Gao, Z. W. , and Gao, Y. F. , 2016, “ Why Do Receptor-Ligand Bonds in Cell Adhesion Cluster Into Discrete Focal-Adhesion Sites,” J. Mech. Phys. Solids, 95, pp. 557–574. [CrossRef]
Erdmann, T. , and Schwarz, U. S. , 2006, “ Bistability of Cell-Matrix Adhesions Resulting From Nonlinear Receptor-Ligand Dynamics,” Biophys. J., 91(6), pp. L60–L62. [CrossRef] [PubMed]
Timoshenko, S. , and Goodier, J. N. , 1970, Theory of Elasticity, McGraw-Hill, New York.
Sadd, M. H. , 2009, Elasticity: Theory, Applications, and Numerics, Academic Press, Burlington, MA.

Figures

Grahic Jump Location
Fig. 1

The plane strain problem of a rectangular elastic solid adhered on a rigid substrate via ligand–receptor bonds, where width and thickness of the elastic solid is 2l and h, molecular bonds occupy the area [−a, a] within [−l, l]

Grahic Jump Location
Fig. 2

Distribution of the normalized interfacial traction within the adhesion region. Hollow circles and triangles are results on the adhesion of finite elastic solids, while the solid line refers to the elastic half-space [2,15].

Grahic Jump Location
Fig. 3

The distribution of normalized interfacial traction under different values of nondimensional parameter α for (a) h = 5 μm, (b) h = 0.5 μm. Other parameters are l = 5 μm, μ = 0.495, a = 0.5 μm, F = 0.01 pN, respectively.

Grahic Jump Location
Fig. 4

The normalized pull-off force as a function of nondimensional parameter α for (a) a = 0.5 μm, l = 5 μm and (b) a = 0.5 μm, h = 2 μm

Grahic Jump Location
Fig. 5

Distribution of the normalized interfacial traction under different values of the ratio, h/a, where E = 15 kPa, μ = 0.495, l = 5 μm, F = 0.01 pN, and a = 0.5 μm

Grahic Jump Location
Fig. 6

Distribution of the normalized interfacial traction under different values of the ratio, l/a, where E = 15 kPa, μ = 0.495, F = 0.01 pN, h/a = 4, and a = 0.5 μm

Grahic Jump Location
Fig. 7
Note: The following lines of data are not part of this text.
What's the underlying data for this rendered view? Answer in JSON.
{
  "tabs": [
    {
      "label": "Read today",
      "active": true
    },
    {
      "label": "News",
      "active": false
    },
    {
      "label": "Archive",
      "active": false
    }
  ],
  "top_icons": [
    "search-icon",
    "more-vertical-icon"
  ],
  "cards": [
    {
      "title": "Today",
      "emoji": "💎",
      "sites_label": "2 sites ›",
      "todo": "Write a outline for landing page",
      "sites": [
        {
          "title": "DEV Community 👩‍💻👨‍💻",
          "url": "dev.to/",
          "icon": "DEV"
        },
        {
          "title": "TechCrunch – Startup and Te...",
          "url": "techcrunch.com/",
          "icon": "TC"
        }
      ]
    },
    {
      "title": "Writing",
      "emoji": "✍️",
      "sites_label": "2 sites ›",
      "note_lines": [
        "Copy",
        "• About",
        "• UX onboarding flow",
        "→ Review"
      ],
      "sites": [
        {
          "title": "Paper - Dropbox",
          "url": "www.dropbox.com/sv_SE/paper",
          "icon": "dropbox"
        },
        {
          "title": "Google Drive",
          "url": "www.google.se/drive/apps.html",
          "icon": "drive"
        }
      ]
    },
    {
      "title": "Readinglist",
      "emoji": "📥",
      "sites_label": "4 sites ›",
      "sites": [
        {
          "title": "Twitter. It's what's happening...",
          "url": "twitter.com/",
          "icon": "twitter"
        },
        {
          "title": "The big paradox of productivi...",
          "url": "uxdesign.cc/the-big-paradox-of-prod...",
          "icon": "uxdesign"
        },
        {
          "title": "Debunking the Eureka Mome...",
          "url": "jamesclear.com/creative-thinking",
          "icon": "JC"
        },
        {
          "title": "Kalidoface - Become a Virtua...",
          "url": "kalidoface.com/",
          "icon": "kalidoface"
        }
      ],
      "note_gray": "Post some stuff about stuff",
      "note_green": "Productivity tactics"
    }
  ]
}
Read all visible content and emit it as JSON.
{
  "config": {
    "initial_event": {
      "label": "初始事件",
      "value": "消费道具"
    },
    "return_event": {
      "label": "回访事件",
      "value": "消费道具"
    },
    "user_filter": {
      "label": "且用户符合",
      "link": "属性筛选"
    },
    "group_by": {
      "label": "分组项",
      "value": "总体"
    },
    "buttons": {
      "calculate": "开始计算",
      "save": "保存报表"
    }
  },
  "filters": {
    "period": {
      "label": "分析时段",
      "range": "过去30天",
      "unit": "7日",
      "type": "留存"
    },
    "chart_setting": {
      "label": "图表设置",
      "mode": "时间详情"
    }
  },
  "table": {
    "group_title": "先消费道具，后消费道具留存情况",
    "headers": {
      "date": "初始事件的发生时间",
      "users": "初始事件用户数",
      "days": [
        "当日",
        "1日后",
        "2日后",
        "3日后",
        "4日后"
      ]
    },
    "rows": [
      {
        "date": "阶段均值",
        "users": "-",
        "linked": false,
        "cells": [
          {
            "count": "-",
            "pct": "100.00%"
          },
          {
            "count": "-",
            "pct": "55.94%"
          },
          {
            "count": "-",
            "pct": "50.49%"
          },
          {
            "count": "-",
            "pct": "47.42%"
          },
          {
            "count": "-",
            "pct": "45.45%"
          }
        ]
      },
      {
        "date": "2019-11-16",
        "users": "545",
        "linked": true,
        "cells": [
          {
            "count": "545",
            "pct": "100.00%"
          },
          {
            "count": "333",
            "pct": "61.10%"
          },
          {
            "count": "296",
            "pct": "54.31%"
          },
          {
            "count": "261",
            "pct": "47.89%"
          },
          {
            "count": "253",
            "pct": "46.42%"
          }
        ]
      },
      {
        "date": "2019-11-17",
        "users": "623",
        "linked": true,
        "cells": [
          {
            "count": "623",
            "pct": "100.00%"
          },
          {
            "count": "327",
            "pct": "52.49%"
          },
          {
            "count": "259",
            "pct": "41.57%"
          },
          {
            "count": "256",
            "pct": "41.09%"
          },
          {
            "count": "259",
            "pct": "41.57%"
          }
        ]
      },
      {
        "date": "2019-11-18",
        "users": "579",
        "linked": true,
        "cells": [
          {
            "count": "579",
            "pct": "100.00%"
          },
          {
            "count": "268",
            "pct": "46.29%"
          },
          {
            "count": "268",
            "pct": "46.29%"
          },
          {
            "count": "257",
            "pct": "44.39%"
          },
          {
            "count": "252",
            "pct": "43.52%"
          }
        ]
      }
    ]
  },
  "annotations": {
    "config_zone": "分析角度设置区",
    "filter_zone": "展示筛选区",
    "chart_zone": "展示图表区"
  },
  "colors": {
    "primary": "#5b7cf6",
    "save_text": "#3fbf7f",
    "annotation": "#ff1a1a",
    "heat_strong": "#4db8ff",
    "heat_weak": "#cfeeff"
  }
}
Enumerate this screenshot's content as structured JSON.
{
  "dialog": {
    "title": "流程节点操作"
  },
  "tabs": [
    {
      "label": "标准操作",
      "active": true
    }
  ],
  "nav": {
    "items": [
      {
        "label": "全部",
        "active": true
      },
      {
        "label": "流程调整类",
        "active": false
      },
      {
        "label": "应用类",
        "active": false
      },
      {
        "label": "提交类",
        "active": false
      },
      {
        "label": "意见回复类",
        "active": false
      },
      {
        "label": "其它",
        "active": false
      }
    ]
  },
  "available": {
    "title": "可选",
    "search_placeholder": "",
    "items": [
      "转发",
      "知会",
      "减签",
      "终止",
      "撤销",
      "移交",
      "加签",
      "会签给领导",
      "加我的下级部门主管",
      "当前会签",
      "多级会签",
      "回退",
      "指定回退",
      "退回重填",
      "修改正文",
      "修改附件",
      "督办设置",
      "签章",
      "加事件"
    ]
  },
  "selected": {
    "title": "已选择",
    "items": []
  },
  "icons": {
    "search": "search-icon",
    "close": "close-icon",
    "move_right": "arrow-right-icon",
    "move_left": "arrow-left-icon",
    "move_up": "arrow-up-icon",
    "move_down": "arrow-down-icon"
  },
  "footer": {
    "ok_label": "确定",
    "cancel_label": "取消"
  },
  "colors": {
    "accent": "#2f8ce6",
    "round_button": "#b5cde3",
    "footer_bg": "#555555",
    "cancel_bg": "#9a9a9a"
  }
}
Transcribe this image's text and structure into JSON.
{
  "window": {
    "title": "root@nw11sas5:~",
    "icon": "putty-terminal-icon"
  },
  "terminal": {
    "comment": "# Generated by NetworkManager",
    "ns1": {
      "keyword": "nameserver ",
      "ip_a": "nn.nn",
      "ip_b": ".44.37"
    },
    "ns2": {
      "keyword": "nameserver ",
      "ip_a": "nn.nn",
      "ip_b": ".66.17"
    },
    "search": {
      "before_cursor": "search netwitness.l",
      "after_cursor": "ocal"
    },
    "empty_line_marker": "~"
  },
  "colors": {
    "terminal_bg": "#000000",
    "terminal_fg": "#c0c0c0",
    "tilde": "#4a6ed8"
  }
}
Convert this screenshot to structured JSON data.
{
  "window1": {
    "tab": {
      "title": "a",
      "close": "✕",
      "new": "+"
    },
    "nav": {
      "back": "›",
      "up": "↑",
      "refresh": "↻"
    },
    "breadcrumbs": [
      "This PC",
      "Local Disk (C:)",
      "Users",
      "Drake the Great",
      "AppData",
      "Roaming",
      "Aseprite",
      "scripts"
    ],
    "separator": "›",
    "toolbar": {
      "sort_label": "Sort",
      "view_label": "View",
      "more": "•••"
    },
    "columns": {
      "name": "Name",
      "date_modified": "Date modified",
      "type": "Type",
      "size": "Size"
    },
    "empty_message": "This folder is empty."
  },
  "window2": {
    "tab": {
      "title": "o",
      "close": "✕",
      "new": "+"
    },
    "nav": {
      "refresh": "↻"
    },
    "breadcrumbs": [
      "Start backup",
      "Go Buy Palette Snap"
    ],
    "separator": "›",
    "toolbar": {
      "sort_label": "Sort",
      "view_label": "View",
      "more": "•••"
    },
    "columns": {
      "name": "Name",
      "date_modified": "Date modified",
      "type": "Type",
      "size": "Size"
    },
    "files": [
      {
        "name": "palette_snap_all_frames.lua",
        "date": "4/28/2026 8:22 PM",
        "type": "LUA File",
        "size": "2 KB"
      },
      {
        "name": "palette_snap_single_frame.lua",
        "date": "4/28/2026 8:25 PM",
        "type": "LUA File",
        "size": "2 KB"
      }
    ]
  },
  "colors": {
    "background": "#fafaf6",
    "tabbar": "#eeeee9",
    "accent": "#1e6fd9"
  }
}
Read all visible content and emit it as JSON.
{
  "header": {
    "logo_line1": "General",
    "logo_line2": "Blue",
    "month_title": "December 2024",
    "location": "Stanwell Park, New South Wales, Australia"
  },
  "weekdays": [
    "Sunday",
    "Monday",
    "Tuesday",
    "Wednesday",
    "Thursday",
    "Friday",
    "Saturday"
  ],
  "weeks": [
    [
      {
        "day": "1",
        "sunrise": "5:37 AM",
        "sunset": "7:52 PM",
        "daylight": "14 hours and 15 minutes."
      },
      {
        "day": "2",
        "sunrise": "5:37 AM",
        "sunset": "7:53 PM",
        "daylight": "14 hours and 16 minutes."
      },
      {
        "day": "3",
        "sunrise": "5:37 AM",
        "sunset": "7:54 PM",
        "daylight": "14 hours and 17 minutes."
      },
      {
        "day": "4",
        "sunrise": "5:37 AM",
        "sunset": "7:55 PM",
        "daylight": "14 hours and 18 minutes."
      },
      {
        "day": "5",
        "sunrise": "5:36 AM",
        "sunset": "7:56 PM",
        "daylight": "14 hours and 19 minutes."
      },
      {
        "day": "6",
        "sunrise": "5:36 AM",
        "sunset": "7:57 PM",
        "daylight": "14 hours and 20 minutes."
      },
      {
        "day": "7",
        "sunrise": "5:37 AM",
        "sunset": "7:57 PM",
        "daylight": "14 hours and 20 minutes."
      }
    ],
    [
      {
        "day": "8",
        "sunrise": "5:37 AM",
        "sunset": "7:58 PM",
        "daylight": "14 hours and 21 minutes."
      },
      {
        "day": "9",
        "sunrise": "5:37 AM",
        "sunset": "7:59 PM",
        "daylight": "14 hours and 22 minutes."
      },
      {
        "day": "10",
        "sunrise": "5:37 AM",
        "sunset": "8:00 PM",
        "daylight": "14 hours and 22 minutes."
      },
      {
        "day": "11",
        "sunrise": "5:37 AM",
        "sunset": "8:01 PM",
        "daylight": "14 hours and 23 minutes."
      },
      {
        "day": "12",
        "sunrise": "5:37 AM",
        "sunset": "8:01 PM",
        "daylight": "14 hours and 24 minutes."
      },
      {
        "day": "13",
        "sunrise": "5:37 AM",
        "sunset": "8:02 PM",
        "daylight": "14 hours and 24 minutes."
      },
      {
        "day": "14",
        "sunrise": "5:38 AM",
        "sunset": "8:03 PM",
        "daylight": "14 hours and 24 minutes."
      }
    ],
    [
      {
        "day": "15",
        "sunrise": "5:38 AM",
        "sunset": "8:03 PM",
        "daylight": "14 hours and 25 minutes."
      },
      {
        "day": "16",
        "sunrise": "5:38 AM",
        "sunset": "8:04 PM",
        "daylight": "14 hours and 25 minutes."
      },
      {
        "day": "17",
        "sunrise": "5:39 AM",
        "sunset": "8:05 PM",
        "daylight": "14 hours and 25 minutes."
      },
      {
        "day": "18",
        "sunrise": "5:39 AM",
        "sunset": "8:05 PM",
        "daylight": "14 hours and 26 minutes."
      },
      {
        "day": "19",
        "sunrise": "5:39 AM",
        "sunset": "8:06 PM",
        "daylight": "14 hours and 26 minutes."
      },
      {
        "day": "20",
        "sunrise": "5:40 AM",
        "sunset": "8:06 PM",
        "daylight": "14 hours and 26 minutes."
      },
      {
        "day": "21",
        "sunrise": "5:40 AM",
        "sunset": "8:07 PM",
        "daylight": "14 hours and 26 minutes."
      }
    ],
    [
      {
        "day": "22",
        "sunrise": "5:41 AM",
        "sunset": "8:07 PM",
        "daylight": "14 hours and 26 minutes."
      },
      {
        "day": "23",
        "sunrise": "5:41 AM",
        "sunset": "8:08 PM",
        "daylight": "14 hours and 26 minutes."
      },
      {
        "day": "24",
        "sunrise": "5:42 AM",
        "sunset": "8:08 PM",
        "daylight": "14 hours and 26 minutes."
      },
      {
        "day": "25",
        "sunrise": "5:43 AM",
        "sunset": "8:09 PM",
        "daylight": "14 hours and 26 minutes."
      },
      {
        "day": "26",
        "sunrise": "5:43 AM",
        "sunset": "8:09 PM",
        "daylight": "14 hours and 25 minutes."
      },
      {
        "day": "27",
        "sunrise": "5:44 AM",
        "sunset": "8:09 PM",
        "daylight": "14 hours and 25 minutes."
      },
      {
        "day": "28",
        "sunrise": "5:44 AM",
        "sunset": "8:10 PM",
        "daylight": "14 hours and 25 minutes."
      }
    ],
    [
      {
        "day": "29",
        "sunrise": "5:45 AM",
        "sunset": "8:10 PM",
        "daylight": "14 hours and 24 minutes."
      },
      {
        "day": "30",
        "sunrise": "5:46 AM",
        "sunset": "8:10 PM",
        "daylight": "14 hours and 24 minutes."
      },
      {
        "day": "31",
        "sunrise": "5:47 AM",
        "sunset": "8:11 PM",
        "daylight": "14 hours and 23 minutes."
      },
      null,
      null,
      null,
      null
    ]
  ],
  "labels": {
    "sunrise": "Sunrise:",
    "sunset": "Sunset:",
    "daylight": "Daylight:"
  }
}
The normalized pull-off force as a function of the normalized thickness under different values of parameter α, where a = 0.5 μm, and l = 5 μm

Grahic Jump Location
Fig. 8

The adhesion strength as a function of the normalized thickness under different cluster spacing, where E = 15 kPa

Grahic Jump Location
Fig. 9

Schematic plot on the adhesion of a cell-shaped elastic solid, where the aspect ratio is about 4

Grahic Jump Location
Fig. 10

The normalized pull off force as a function of (a) cluster size and (b) cluster spacing, under different values of Young's modulus

Grahic Jump Location
Fig. 11

A plane-strain problem of the rectangular elastic solid under two symmetrical loads

Grahic Jump Location
Fig. 12

The iteration scheme for solving the coupled nonlinear system of integral-differential Eqs. (10)(12), where δ denotes a prescribed error tolerance

Tables

Errata

Some tools below are only available to our subscribers or users with an online account.

Related Content

Customize your page view by dragging and repositioning the boxes below.

Related Journal Articles
Related eBook Content
Topic Collections

Sorry! You do not have access to this content. For assistance or to subscribe, please contact us:

  • TELEPHONE: 1-800-843-2763 (Toll-free in the USA)
  • EMAIL: asmedigitalcollection@asme.org
Sign In